Athlete Endorsements – What’s in a Name

Have you heard about Burgergate? Phil Mickelson has apparently been frequenting 5 Guys Burgers and Fries quite often recently, and the former In-N-Out diehard has now switched his allegiance. The skepticism comes with the knowledge that he owns the right to a Southern California 5 Guys franchise, causing one to wonder whether this sudden fascination with the burger joint is more about his wallet than his gullet. Either way, we know Phil likes his hamburgers.

So that got me thinking about other partnerships that would make perfect sense:

  • LeBron James (Cleveland Cavaliers) – King’s Dominion amusement parks
  • Darnell McDonald (Boston Red Sox) – McDonald’s
  • Bryan Namoff (DC United) – Goo Gone (Get it? Name.

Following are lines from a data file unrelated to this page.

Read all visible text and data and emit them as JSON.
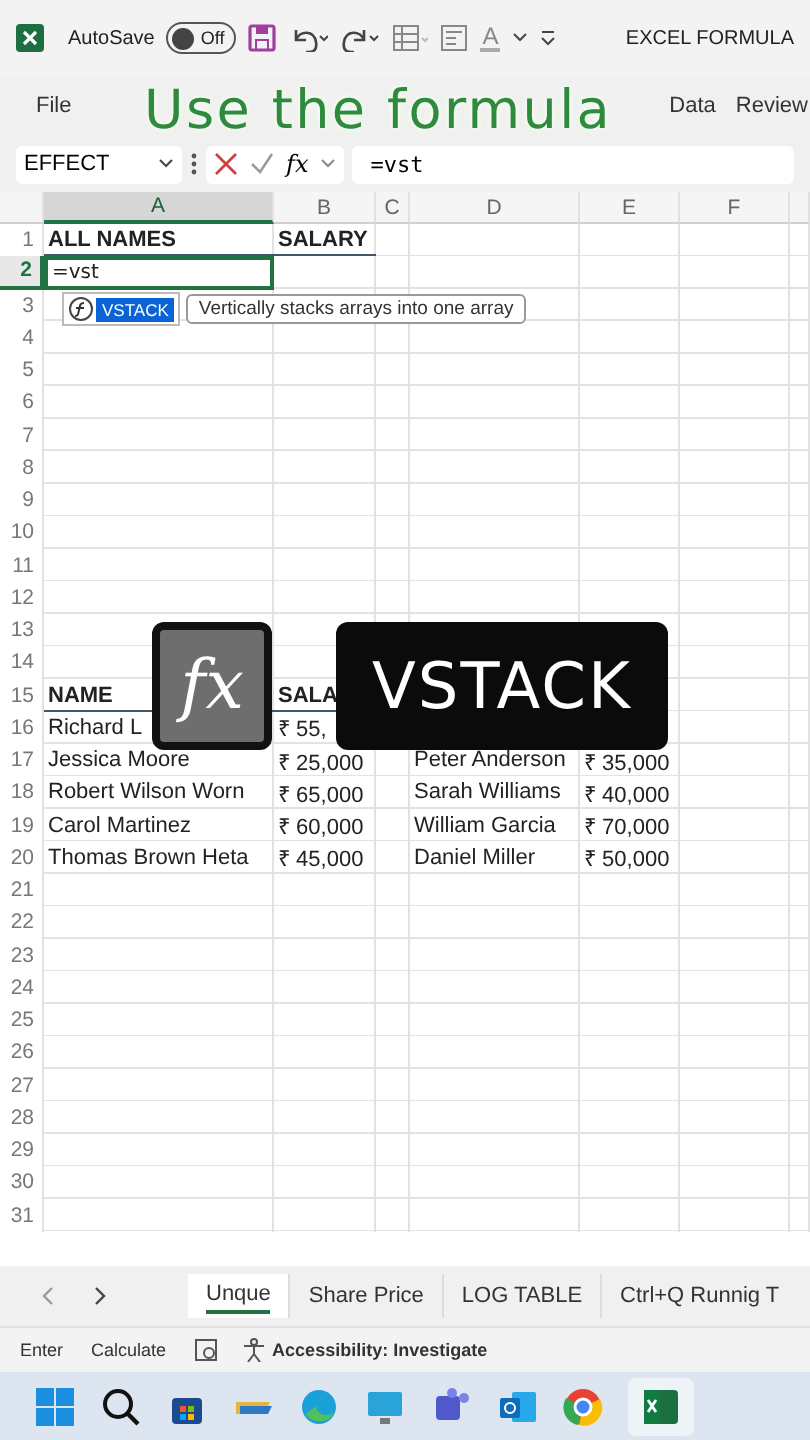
{
  "title_bar": {
    "autosave_label": "AutoSave",
    "autosave_toggle": {
      "label": "Off",
      "on": false
    },
    "font_color_letter": "A",
    "document_title": "EXCEL FORMULA"
  },
  "ribbon_tabs": [
    {
      "label": "File"
    },
    {
      "label": "Data"
    },
    {
      "label": "Review"
    }
  ],
  "caption": "Use the formula",
  "formula_bar": {
    "name_box": "EFFECT",
    "function_label": "fx",
    "value": "=vst"
  },
  "grid": {
    "columns": [
      {
        "label": "A",
        "selected": true
      },
      {
        "label": "B",
        "selected": false
      },
      {
        "label": "C",
        "selected": false
      },
      {
        "label": "D",
        "selected": false
      },
      {
        "label": "E",
        "selected": false
      },
      {
        "label": "F",
        "selected": false
      }
    ],
    "rows": [
      {
        "number": "1",
        "selected": false,
        "kind": "header",
        "cells": [
          "ALL NAMES",
          "SALARY"
        ]
      },
      {
        "number": "2",
        "selected": true,
        "kind": "data",
        "cells": [
          {
            "text": "=vst",
            "editing": true
          }
        ]
      },
      {
        "number": "3",
        "selected": false,
        "kind": "data",
        "cells": []
      },
      {
        "number": "4",
        "selected": false,
        "kind": "data",
        "cells": []
      },
      {
        "number": "5",
        "selected": false,
        "kind": "data",
        "cells": []
      },
      {
        "number": "6",
        "selected": false,
        "kind": "data",
        "cells": []
      },
      {
        "number": "7",
        "selected": false,
        "kind": "data",
        "cells": []
      },
      {
        "number": "8",
        "selected": false,
        "kind": "data",
        "cells": []
      },
      {
        "number": "9",
        "selected": false,
        "kind": "data",
        "cells": []
      },
      {
        "number": "10",
        "selected": false,
        "kind": "data",
        "cells": []
      },
      {
        "number": "11",
        "selected": false,
        "kind": "data",
        "cells": []
      },
      {
        "number": "12",
        "selected": false,
        "kind": "data",
        "cells": []
      },
      {
        "number": "13",
        "selected": false,
        "kind": "data",
        "cells": []
      },
      {
        "number": "14",
        "selected": false,
        "kind": "data",
        "cells": []
      },
      {
        "number": "15",
        "selected": false,
        "kind": "header",
        "cells": [
          "NAME",
          "SALA"
        ]
      },
      {
        "number": "16",
        "selected": false,
        "kind": "data",
        "cells": [
          "Richard L",
          "₹ 55,"
        ]
      },
      {
        "number": "17",
        "selected": false,
        "kind": "data",
        "cells": [
          "Jessica Moore",
          "₹ 25,000",
          "",
          "Peter Anderson",
          "₹ 35,000"
        ]
      },
      {
        "number": "18",
        "selected": false,
        "kind": "data",
        "cells": [
          "Robert Wilson Worn",
          "₹ 65,000",
          "",
          "Sarah Williams",
          "₹ 40,000"
        ]
      },
      {
        "number": "19",
        "selected": false,
        "kind": "data",
        "cells": [
          "Carol Martinez",
          "₹ 60,000",
          "",
          "William Garcia",
          "₹ 70,000"
        ]
      },
      {
        "number": "20",
        "selected": false,
        "kind": "data",
        "cells": [
          "Thomas Brown Heta",
          "₹ 45,000",
          "",
          "Daniel Miller",
          "₹ 50,000"
        ]
      },
      {
        "number": "21",
        "selected": false,
        "kind": "data",
        "cells": []
      },
      {
        "number": "22",
        "selected": false,
        "kind": "data",
        "cells": []
      },
      {
        "number": "23",
        "selected": false,
        "kind": "data",
        "cells": []
      },
      {
        "number": "24",
        "selected": false,
        "kind": "data",
        "cells": []
      },
      {
        "number": "25",
        "selected": false,
        "kind": "data",
        "cells": []
      },
      {
        "number": "26",
        "selected": false,
        "kind": "data",
        "cells": []
      },
      {
        "number": "27",
        "selected": false,
        "kind": "data",
        "cells": []
      },
      {
        "number": "28",
        "selected": false,
        "kind": "data",
        "cells": []
      },
      {
        "number": "29",
        "selected": false,
        "kind": "data",
        "cells": []
      },
      {
        "number": "30",
        "selected": false,
        "kind": "data",
        "cells": []
      },
      {
        "number": "31",
        "selected": false,
        "kind": "data",
        "cells": []
      }
    ]
  },
  "autocomplete": {
    "function_name": "VSTACK",
    "tooltip": "Vertically stacks arrays into one array"
  },
  "overlay_tiles": {
    "function_symbol": "fx",
    "function_name": "VSTACK"
  },
  "sheet_tabs": [
    {
      "label": "Unque",
      "selected": true
    },
    {
      "label": "Share Price",
      "selected": false
    },
    {
      "label": "LOG TABLE",
      "selected": false
    },
    {
      "label": "Ctrl+Q Runnig T",
      "selected": false
    }
  ],
  "status_bar": {
    "items": [
      "Enter",
      "Calculate"
    ],
    "accessibility": "Accessibility: Investigate"
  },
  "taskbar": {
    "spreadsheet_active": true
  }
}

Off.)
  • Nick Hennessey (Buffalo Bills) – Hennessy Cognac

Why don’t more athletes take advantage of these kinds of endorsements? They are better fits than one of your local MLB players shilling for a furniture warehouse or jewelry store. The key to a good celebrity/athlete endorsement is a realistic association between the two. For the brand/company, hiring an athlete to endorse their product or service creates a stronger awareness. People are more likely to pay attention to a TV commercial if one of their favorite players are talking, than they would be if the owner of the company was the star.

I think we can all remember Rod Tidwell shilling for Waterbed Warehouse in ‘Jerry Maguire.’  Not exactly the perfect match of celebrity to product/service. The key is to find a link between the two that is natural, either because the player truly patronizes that place of business – Chad Ocho Cinco and McDonald’s is a good example because he eats there all the time and constantly tweets about it – or because there is some other link such as similar names, where they are from, or an off-the-field incident (like Mickelson being photographed at Krispy Kreme). The link needs to be real and obvious enough that consumers can make the connection in just a few moments. Otherwise, the endorsement comes across as insincere and will not reach its full potential.

The allure of hiring a celebrity endorser can be strong, but before reaching out to the star player make sure of two things:

  1. The association makes sense – Do people have to read the copy or listen to the whole commercial for them to understand why the athlete is endorsing the product? If so, it may not be a good fit.
  2. The athlete can be trusted – We have numerous examples of athletes that have embarrassed the companies that they endorse. The largest and most recent is Tiger, but even mom-and-pop stores need to do their due diligence before they sign an endorser. Nike could sit back and weather the storm, but smaller companies might not be able to. So before they sign on the dotted line, a (thorough) background check might not be a bad idea.

What athlete endorsement did you think was the best fit? Was it a locally relevant one or an ad we saw on the national stage?